*** Begin section ***

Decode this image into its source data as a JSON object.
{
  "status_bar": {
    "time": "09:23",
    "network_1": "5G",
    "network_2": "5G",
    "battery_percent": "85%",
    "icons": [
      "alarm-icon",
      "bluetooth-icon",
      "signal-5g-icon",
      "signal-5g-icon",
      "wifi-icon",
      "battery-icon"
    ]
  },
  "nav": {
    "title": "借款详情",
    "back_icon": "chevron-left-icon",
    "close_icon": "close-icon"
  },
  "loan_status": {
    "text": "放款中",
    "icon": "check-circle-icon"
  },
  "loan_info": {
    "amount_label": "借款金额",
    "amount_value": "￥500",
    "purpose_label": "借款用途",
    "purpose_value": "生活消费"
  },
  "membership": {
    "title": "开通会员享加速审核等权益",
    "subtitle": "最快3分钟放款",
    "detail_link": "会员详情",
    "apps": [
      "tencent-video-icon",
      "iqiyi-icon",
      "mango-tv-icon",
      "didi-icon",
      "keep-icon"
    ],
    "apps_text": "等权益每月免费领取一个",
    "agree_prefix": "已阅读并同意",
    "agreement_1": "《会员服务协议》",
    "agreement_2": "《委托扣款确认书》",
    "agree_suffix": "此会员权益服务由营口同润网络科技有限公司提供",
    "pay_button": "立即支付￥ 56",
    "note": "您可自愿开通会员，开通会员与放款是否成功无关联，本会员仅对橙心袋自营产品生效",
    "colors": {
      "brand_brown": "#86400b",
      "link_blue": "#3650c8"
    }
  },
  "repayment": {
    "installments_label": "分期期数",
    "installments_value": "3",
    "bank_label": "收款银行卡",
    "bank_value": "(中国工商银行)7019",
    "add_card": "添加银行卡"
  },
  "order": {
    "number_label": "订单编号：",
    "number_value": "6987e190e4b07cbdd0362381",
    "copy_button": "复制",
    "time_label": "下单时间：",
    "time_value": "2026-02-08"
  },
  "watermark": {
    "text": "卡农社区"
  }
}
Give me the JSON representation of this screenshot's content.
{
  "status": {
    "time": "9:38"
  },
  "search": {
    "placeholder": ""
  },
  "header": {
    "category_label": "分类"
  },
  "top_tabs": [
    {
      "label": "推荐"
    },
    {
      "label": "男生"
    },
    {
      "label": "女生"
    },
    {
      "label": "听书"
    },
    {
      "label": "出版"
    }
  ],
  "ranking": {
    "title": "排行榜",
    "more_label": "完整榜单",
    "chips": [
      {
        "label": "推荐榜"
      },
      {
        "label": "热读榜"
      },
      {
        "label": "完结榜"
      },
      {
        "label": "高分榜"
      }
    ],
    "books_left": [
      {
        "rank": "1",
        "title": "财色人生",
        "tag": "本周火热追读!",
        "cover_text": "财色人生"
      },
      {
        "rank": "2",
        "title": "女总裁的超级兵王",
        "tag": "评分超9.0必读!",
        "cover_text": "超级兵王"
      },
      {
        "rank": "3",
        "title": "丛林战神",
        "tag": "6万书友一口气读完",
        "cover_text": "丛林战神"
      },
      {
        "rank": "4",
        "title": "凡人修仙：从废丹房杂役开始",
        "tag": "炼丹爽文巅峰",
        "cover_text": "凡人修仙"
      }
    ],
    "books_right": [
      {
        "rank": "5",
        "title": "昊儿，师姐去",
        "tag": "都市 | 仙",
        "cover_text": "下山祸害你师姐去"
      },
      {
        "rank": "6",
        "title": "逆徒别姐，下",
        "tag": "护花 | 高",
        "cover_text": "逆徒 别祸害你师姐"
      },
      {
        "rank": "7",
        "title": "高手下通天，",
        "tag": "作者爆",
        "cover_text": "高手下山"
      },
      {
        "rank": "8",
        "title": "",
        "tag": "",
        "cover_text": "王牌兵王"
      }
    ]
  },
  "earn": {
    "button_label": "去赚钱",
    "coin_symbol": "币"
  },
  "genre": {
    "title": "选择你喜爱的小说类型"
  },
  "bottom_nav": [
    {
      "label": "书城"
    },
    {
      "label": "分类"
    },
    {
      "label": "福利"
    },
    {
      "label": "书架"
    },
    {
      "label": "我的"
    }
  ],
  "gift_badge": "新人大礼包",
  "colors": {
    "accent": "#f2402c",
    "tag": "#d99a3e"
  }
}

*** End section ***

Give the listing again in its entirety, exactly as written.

Decode this image into its source data as a JSON object.
{
  "status_bar": {
    "time": "09:23",
    "network_1": "5G",
    "network_2": "5G",
    "battery_percent": "85%",
    "icons": [
      "alarm-icon",
      "bluetooth-icon",
      "signal-5g-icon",
      "signal-5g-icon",
      "wifi-icon",
      "battery-icon"
    ]
  },
  "nav": {
    "title": "借款详情",
    "back_icon": "chevron-left-icon",
    "close_icon": "close-icon"
  },
  "loan_status": {
    "text": "放款中",
    "icon": "check-circle-icon"
  },
  "loan_info": {
    "amount_label": "借款金额",
    "amount_value": "￥500",
    "purpose_label": "借款用途",
    "purpose_value": "生活消费"
  },
  "membership": {
    "title": "开通会员享加速审核等权益",
    "subtitle": "最快3分钟放款",
    "detail_link": "会员详情",
    "apps": [
      "tencent-video-icon",
      "iqiyi-icon",
      "mango-tv-icon",
      "didi-icon",
      "keep-icon"
    ],
    "apps_text": "等权益每月免费领取一个",
    "agree_prefix": "已阅读并同意",
    "agreement_1": "《会员服务协议》",
    "agreement_2": "《委托扣款确认书》",
    "agree_suffix": "此会员权益服务由营口同润网络科技有限公司提供",
    "pay_button": "立即支付￥ 56",
    "note": "您可自愿开通会员，开通会员与放款是否成功无关联，本会员仅对橙心袋自营产品生效",
    "colors": {
      "brand_brown": "#86400b",
      "link_blue": "#3650c8"
    }
  },
  "repayment": {
    "installments_label": "分期期数",
    "installments_value": "3",
    "bank_label": "收款银行卡",
    "bank_value": "(中国工商银行)7019",
    "add_card": "添加银行卡"
  },
  "order": {
    "number_label": "订单编号：",
    "number_value": "6987e190e4b07cbdd0362381",
    "copy_button": "复制",
    "time_label": "下单时间：",
    "time_value": "2026-02-08"
  },
  "watermark": {
    "text": "卡农社区"
  }
}
Give me the JSON representation of this screenshot's content.
{
  "status": {
    "time": "9:38"
  },
  "search": {
    "placeholder": ""
  },
  "header": {
    "category_label": "分类"
  },
  "top_tabs": [
    {
      "label": "推荐"
    },
    {
      "label": "男生"
    },
    {
      "label": "女生"
    },
    {
      "label": "听书"
    },
    {
      "label": "出版"
    }
  ],
  "ranking": {
    "title": "排行榜",
    "more_label": "完整榜单",
    "chips": [
      {
        "label": "推荐榜"
      },
      {
        "label": "热读榜"
      },
      {
        "label": "完结榜"
      },
      {
        "label": "高分榜"
      }
    ],
    "books_left": [
      {
        "rank": "1",
        "title": "财色人生",
        "tag": "本周火热追读!",
        "cover_text": "财色人生"
      },
      {
        "rank": "2",
        "title": "女总裁的超级兵王",
        "tag": "评分超9.0必读!",
        "cover_text": "超级兵王"
      },
      {
        "rank": "3",
        "title": "丛林战神",
        "tag": "6万书友一口气读完",
        "cover_text": "丛林战神"
      },
      {
        "rank": "4",
        "title": "凡人修仙：从废丹房杂役开始",
        "tag": "炼丹爽文巅峰",
        "cover_text": "凡人修仙"
      }
    ],
    "books_right": [
      {
        "rank": "5",
        "title": "昊儿，师姐去",
        "tag": "都市 | 仙",
        "cover_text": "下山祸害你师姐去"
      },
      {
        "rank": "6",
        "title": "逆徒别姐，下",
        "tag": "护花 | 高",
        "cover_text": "逆徒 别祸害你师姐"
      },
      {
        "rank": "7",
        "title": "高手下通天，",
        "tag": "作者爆",
        "cover_text": "高手下山"
      },
      {
        "rank": "8",
        "title": "",
        "tag": "",
        "cover_text": "王牌兵王"
      }
    ]
  },
  "earn": {
    "button_label": "去赚钱",
    "coin_symbol": "币"
  },
  "genre": {
    "title": "选择你喜爱的小说类型"
  },
  "bottom_nav": [
    {
      "label": "书城"
    },
    {
      "label": "分类"
    },
    {
      "label": "福利"
    },
    {
      "label": "书架"
    },
    {
      "label": "我的"
    }
  ],
  "gift_badge": "新人大礼包",
  "colors": {
    "accent": "#f2402c",
    "tag": "#d99a3e"
  }
}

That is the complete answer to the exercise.